TASK DESCRIPTION: Through to the final line, write out the records below exactly, omitting any images they contain.

DATA RECORDS:
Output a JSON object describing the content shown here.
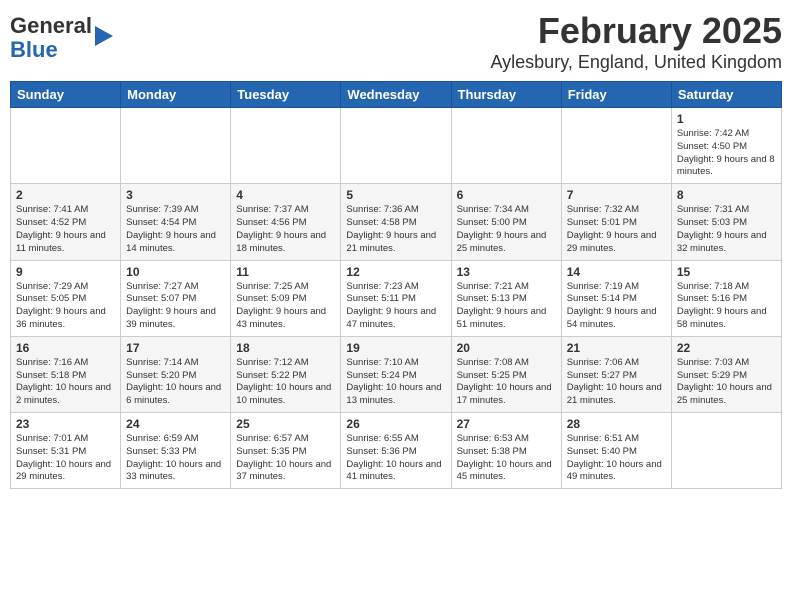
{
  "logo": {
    "general": "General",
    "blue": "Blue"
  },
  "title": "February 2025",
  "subtitle": "Aylesbury, England, United Kingdom",
  "headers": [
    "Sunday",
    "Monday",
    "Tuesday",
    "Wednesday",
    "Thursday",
    "Friday",
    "Saturday"
  ],
  "weeks": [
    [
      {
        "day": "",
        "detail": ""
      },
      {
        "day": "",
        "detail": ""
      },
      {
        "day": "",
        "detail": ""
      },
      {
        "day": "",
        "detail": ""
      },
      {
        "day": "",
        "detail": ""
      },
      {
        "day": "",
        "detail": ""
      },
      {
        "day": "1",
        "detail": "Sunrise: 7:42 AM\nSunset: 4:50 PM\nDaylight: 9 hours and 8 minutes."
      }
    ],
    [
      {
        "day": "2",
        "detail": "Sunrise: 7:41 AM\nSunset: 4:52 PM\nDaylight: 9 hours and 11 minutes."
      },
      {
        "day": "3",
        "detail": "Sunrise: 7:39 AM\nSunset: 4:54 PM\nDaylight: 9 hours and 14 minutes."
      },
      {
        "day": "4",
        "detail": "Sunrise: 7:37 AM\nSunset: 4:56 PM\nDaylight: 9 hours and 18 minutes."
      },
      {
        "day": "5",
        "detail": "Sunrise: 7:36 AM\nSunset: 4:58 PM\nDaylight: 9 hours and 21 minutes."
      },
      {
        "day": "6",
        "detail": "Sunrise: 7:34 AM\nSunset: 5:00 PM\nDaylight: 9 hours and 25 minutes."
      },
      {
        "day": "7",
        "detail": "Sunrise: 7:32 AM\nSunset: 5:01 PM\nDaylight: 9 hours and 29 minutes."
      },
      {
        "day": "8",
        "detail": "Sunrise: 7:31 AM\nSunset: 5:03 PM\nDaylight: 9 hours and 32 minutes."
      }
    ],
    [
      {
        "day": "9",
        "detail": "Sunrise: 7:29 AM\nSunset: 5:05 PM\nDaylight: 9 hours and 36 minutes."
      },
      {
        "day": "10",
        "detail": "Sunrise: 7:27 AM\nSunset: 5:07 PM\nDaylight: 9 hours and 39 minutes."
      },
      {
        "day": "11",
        "detail": "Sunrise: 7:25 AM\nSunset: 5:09 PM\nDaylight: 9 hours and 43 minutes."
      },
      {
        "day": "12",
        "detail": "Sunrise: 7:23 AM\nSunset: 5:11 PM\nDaylight: 9 hours and 47 minutes."
      },
      {
        "day": "13",
        "detail": "Sunrise: 7:21 AM\nSunset: 5:13 PM\nDaylight: 9 hours and 51 minutes."
      },
      {
        "day": "14",
        "detail": "Sunrise: 7:19 AM\nSunset: 5:14 PM\nDaylight: 9 hours and 54 minutes."
      },
      {
        "day": "15",
        "detail": "Sunrise: 7:18 AM\nSunset: 5:16 PM\nDaylight: 9 hours and 58 minutes."
      }
    ],
    [
      {
        "day": "16",
        "detail": "Sunrise: 7:16 AM\nSunset: 5:18 PM\nDaylight: 10 hours and 2 minutes."
      },
      {
        "day": "17",
        "detail": "Sunrise: 7:14 AM\nSunset: 5:20 PM\nDaylight: 10 hours and 6 minutes."
      },
      {
        "day": "18",
        "detail": "Sunrise: 7:12 AM\nSunset: 5:22 PM\nDaylight: 10 hours and 10 minutes."
      },
      {
        "day": "19",
        "detail": "Sunrise: 7:10 AM\nSunset: 5:24 PM\nDaylight: 10 hours and 13 minutes."
      },
      {
        "day": "20",
        "detail": "Sunrise: 7:08 AM\nSunset: 5:25 PM\nDaylight: 10 hours and 17 minutes."
      },
      {
        "day": "21",
        "detail": "Sunrise: 7:06 AM\nSunset: 5:27 PM\nDaylight: 10 hours and 21 minutes."
      },
      {
        "day": "22",
        "detail": "Sunrise: 7:03 AM\nSunset: 5:29 PM\nDaylight: 10 hours and 25 minutes."
      }
    ],
    [
      {
        "day": "23",
        "detail": "Sunrise: 7:01 AM\nSunset: 5:31 PM\nDaylight: 10 hours and 29 minutes."
      },
      {
        "day": "24",
        "detail": "Sunrise: 6:59 AM\nSunset: 5:33 PM\nDaylight: 10 hours and 33 minutes."
      },
      {
        "day": "25",
        "detail": "Sunrise: 6:57 AM\nSunset: 5:35 PM\nDaylight: 10 hours and 37 minutes."
      },
      {
        "day": "26",
        "detail": "Sunrise: 6:55 AM\nSunset: 5:36 PM\nDaylight: 10 hours and 41 minutes."
      },
      {
        "day": "27",
        "detail": "Sunrise: 6:53 AM\nSunset: 5:38 PM\nDaylight: 10 hours and 45 minutes."
      },
      {
        "day": "28",
        "detail": "Sunrise: 6:51 AM\nSunset: 5:40 PM\nDaylight: 10 hours and 49 minutes."
      },
      {
        "day": "",
        "detail": ""
      }
    ]
  ]
}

RESPONSE TO THIS EXERCISE:
Output a JSON object describing the content shown here.
{
  "logo": {
    "general": "General",
    "blue": "Blue"
  },
  "title": "February 2025",
  "subtitle": "Aylesbury, England, United Kingdom",
  "headers": [
    "Sunday",
    "Monday",
    "Tuesday",
    "Wednesday",
    "Thursday",
    "Friday",
    "Saturday"
  ],
  "weeks": [
    [
      {
        "day": "",
        "detail": ""
      },
      {
        "day": "",
        "detail": ""
      },
      {
        "day": "",
        "detail": ""
      },
      {
        "day": "",
        "detail": ""
      },
      {
        "day": "",
        "detail": ""
      },
      {
        "day": "",
        "detail": ""
      },
      {
        "day": "1",
        "detail": "Sunrise: 7:42 AM\nSunset: 4:50 PM\nDaylight: 9 hours and 8 minutes."
      }
    ],
    [
      {
        "day": "2",
        "detail": "Sunrise: 7:41 AM\nSunset: 4:52 PM\nDaylight: 9 hours and 11 minutes."
      },
      {
        "day": "3",
        "detail": "Sunrise: 7:39 AM\nSunset: 4:54 PM\nDaylight: 9 hours and 14 minutes."
      },
      {
        "day": "4",
        "detail": "Sunrise: 7:37 AM\nSunset: 4:56 PM\nDaylight: 9 hours and 18 minutes."
      },
      {
        "day": "5",
        "detail": "Sunrise: 7:36 AM\nSunset: 4:58 PM\nDaylight: 9 hours and 21 minutes."
      },
      {
        "day": "6",
        "detail": "Sunrise: 7:34 AM\nSunset: 5:00 PM\nDaylight: 9 hours and 25 minutes."
      },
      {
        "day": "7",
        "detail": "Sunrise: 7:32 AM\nSunset: 5:01 PM\nDaylight: 9 hours and 29 minutes."
      },
      {
        "day": "8",
        "detail": "Sunrise: 7:31 AM\nSunset: 5:03 PM\nDaylight: 9 hours and 32 minutes."
      }
    ],
    [
      {
        "day": "9",
        "detail": "Sunrise: 7:29 AM\nSunset: 5:05 PM\nDaylight: 9 hours and 36 minutes."
      },
      {
        "day": "10",
        "detail": "Sunrise: 7:27 AM\nSunset: 5:07 PM\nDaylight: 9 hours and 39 minutes."
      },
      {
        "day": "11",
        "detail": "Sunrise: 7:25 AM\nSunset: 5:09 PM\nDaylight: 9 hours and 43 minutes."
      },
      {
        "day": "12",
        "detail": "Sunrise: 7:23 AM\nSunset: 5:11 PM\nDaylight: 9 hours and 47 minutes."
      },
      {
        "day": "13",
        "detail": "Sunrise: 7:21 AM\nSunset: 5:13 PM\nDaylight: 9 hours and 51 minutes."
      },
      {
        "day": "14",
        "detail": "Sunrise: 7:19 AM\nSunset: 5:14 PM\nDaylight: 9 hours and 54 minutes."
      },
      {
        "day": "15",
        "detail": "Sunrise: 7:18 AM\nSunset: 5:16 PM\nDaylight: 9 hours and 58 minutes."
      }
    ],
    [
      {
        "day": "16",
        "detail": "Sunrise: 7:16 AM\nSunset: 5:18 PM\nDaylight: 10 hours and 2 minutes."
      },
      {
        "day": "17",
        "detail": "Sunrise: 7:14 AM\nSunset: 5:20 PM\nDaylight: 10 hours and 6 minutes."
      },
      {
        "day": "18",
        "detail": "Sunrise: 7:12 AM\nSunset: 5:22 PM\nDaylight: 10 hours and 10 minutes."
      },
      {
        "day": "19",
        "detail": "Sunrise: 7:10 AM\nSunset: 5:24 PM\nDaylight: 10 hours and 13 minutes."
      },
      {
        "day": "20",
        "detail": "Sunrise: 7:08 AM\nSunset: 5:25 PM\nDaylight: 10 hours and 17 minutes."
      },
      {
        "day": "21",
        "detail": "Sunrise: 7:06 AM\nSunset: 5:27 PM\nDaylight: 10 hours and 21 minutes."
      },
      {
        "day": "22",
        "detail": "Sunrise: 7:03 AM\nSunset: 5:29 PM\nDaylight: 10 hours and 25 minutes."
      }
    ],
    [
      {
        "day": "23",
        "detail": "Sunrise: 7:01 AM\nSunset: 5:31 PM\nDaylight: 10 hours and 29 minutes."
      },
      {
        "day": "24",
        "detail": "Sunrise: 6:59 AM\nSunset: 5:33 PM\nDaylight: 10 hours and 33 minutes."
      },
      {
        "day": "25",
        "detail": "Sunrise: 6:57 AM\nSunset: 5:35 PM\nDaylight: 10 hours and 37 minutes."
      },
      {
        "day": "26",
        "detail": "Sunrise: 6:55 AM\nSunset: 5:36 PM\nDaylight: 10 hours and 41 minutes."
      },
      {
        "day": "27",
        "detail": "Sunrise: 6:53 AM\nSunset: 5:38 PM\nDaylight: 10 hours and 45 minutes."
      },
      {
        "day": "28",
        "detail": "Sunrise: 6:51 AM\nSunset: 5:40 PM\nDaylight: 10 hours and 49 minutes."
      },
      {
        "day": "",
        "detail": ""
      }
    ]
  ]
}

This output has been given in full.